Distension of the Stomach with Gas and Fluid in Rabbits

By PetMD Editorial on Jun. 15, 2010

Gastric Dilation in Rabbits

Gastric dilation is a syndrome in which the stomach expands (dilates) due to excess gas and fluid, resulting in complex local and systemic changes in the digestive tract. In most cases, it occurs due to foreign body obstruction. In rare instances, the stomach dilates in the absence of a foreign body. In either case, a mechanical or functional obstruction occurs at the opening of the stomach into the intestine, and fluid or semi-digested food accumulates in the stomach.

Twisting of the stomach, a condition called gastric volvulus, is rarely seen in concurrence with distension, but has been reported. More commonly, the pressure due to distension will result in a lack of blood supply and pressure on the nerves. These changes may account for acute (sudden and severe) clinical signs, such as severe abdominal pain, shock, and even heart failure.

Symptoms and Types

Although weakness and/or collapse are the most common historical findings associated with gastric dilation, rabbits may also have a history of loss of appetite. Other common symptoms include:

  • Depression
  • Irregular blood pressure and heart rate
  • Severe abdominal pain on palpation
  • Progressive abdominal distension (does not happen suddenly)
  • Hypovolemic shock (e.g., pale mucous membranes, decreased capillary, weak pulses, low body temperature)




Gastric dilation commonly occurs due to an obstruction caused by the swallowing of hair mats, cloth, or other fibers. Ferrets may also obstruct the pathway by swallowing small pieces of rubber or plastic toys, though it occurs less frequently. A low fiber diet can increase cravings for fiber-rich foods and lead to chewing of the aforementioned objects, increasing the risk of intestinal obstruction. Abdominal scar tissue is another posible cause for gastric dilation.


You will need to provide a thorough history of your rabbit's health leading up to the onset of symptoms to your veterinarian. He or she will then perform a thorough physical exam on the animal in the attempt to differentiate from other causes of abdominal pain, distention and appetite loss. The best method by which to make a diagnosis will be by visually examining the stomach cavity, which may be done by X-ray, ultrasonography, or endoscopy. The latter method uses a small camera that is attached to a flexible tube, and which can be inserted into the actual space to be examined. In this way, your veterinarian can get a more precise image of the cause of the blockage, and if indicated, take a tissue sample for biopsy.

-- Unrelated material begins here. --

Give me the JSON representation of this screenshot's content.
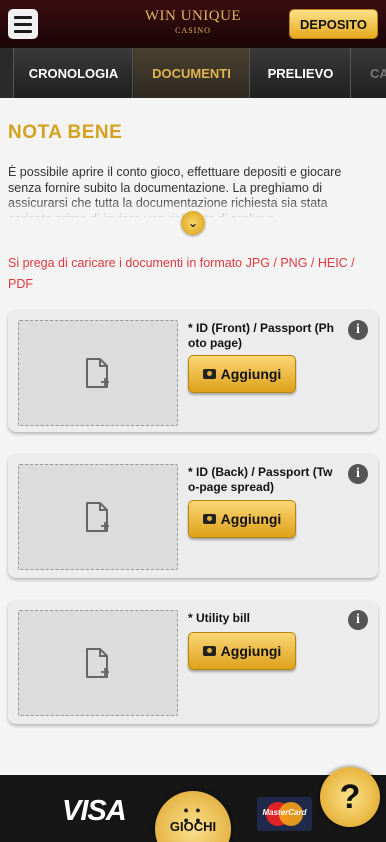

As part of a standard physical examination, your doctor will also do a complete blood profile, including a chemical blood profile, a complete blood count, and a urinalysis. Blood and urine analyses, meanwhile, may show evidence of low blood volumes, an indication that shock has, or will set in.


As gastric dilation can quickly become fatal, it often warrants emergency inpatient medical management. Special attention will be paid to establishing improved heart function and fluid balance, followed by gastric decompression and resolution of the cause of the distention. Your veterinarian will perform gastric decompression by intubation of the stomach through the oral cavity. Surgery is indicated in most cases to remove the cause of obstruction, though it is not without risk, especially when the patient is in a critical condition. Blood pressure, meanwhile, will be maintained with fluid support until your rabbit has returned to a more balanced state. Antibiotics may also be given to prevent opportunistic infections.

Living and Management

Recovery may or may not occur. However, the condition may recur even if it is completely resolved. Your rabbit may resume normal activity after the foreign body is removed. Once your rabbit has been safely discharged from medical care, you can begin feeding it again, but the diet will need to be modified until the rabbit has had time to fully recover from the trauma. Pellets can be ground and mixed with fresh greens, vegetable baby foods, water, or juice to form a gruel that can be swallowed an digested more easily than solids. If your rabbit refuses food, you may assist-feed the gruel mixture. If sufficient volumes of food are not accepted in this manner either, feeding through tubes is indicated. Unless your veterinarian has specifically instructed it, do not feed your rabbit high-carbohydrate, high-fat nutritional supplements.

At home, monitor its appetite and production of feces, and regularly brush the rabbit to remove excess hair so as to prevent the rabbit from ingesting hair mats while self grooming.

Help us make PetMD better

Was this article helpful?

Get Instant Vet Help Via Chat or Video. Connect with a Vet. Chewy Health